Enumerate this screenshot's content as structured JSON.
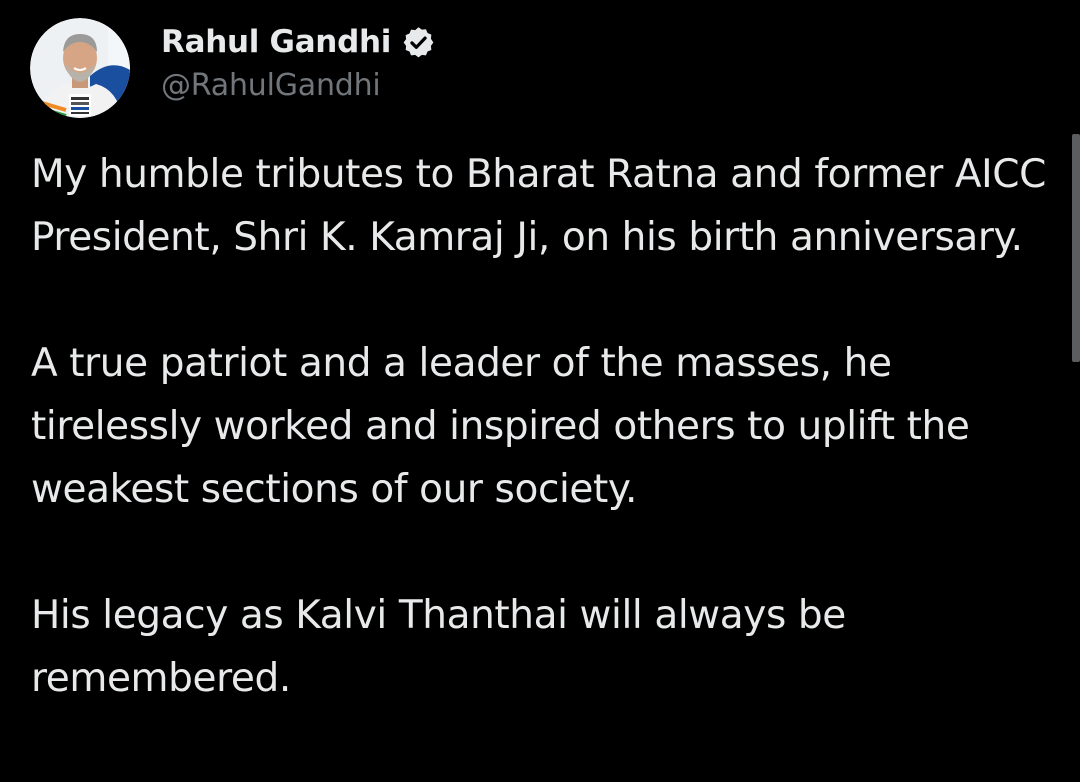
{
  "author": {
    "display_name": "Rahul Gandhi",
    "handle": "@RahulGandhi",
    "verified_icon": "verified-badge-icon",
    "avatar_badge_text": "BHARAT JODO NYAY YATRA"
  },
  "tweet": {
    "paragraphs": [
      "My humble tributes to Bharat Ratna and former AICC President, Shri K. Kamraj Ji, on his birth anniversary.",
      "A true patriot and a leader of the masses, he tirelessly worked and inspired others to uplift the weakest sections of our society.",
      "His legacy as Kalvi Thanthai will always be remembered."
    ]
  },
  "colors": {
    "background": "#000000",
    "text_primary": "#e7e9ea",
    "text_secondary": "#71767b",
    "scrollbar": "#5b5e61"
  }
}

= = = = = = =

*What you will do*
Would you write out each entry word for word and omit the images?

*Written answer*
Enumerate this screenshot's content as structured JSON.
{
  "author": {
    "display_name": "Rahul Gandhi",
    "handle": "@RahulGandhi",
    "verified_icon": "verified-badge-icon",
    "avatar_badge_text": "BHARAT JODO NYAY YATRA"
  },
  "tweet": {
    "paragraphs": [
      "My humble tributes to Bharat Ratna and former AICC President, Shri K. Kamraj Ji, on his birth anniversary.",
      "A true patriot and a leader of the masses, he tirelessly worked and inspired others to uplift the weakest sections of our society.",
      "His legacy as Kalvi Thanthai will always be remembered."
    ]
  },
  "colors": {
    "background": "#000000",
    "text_primary": "#e7e9ea",
    "text_secondary": "#71767b",
    "scrollbar": "#5b5e61"
  }
}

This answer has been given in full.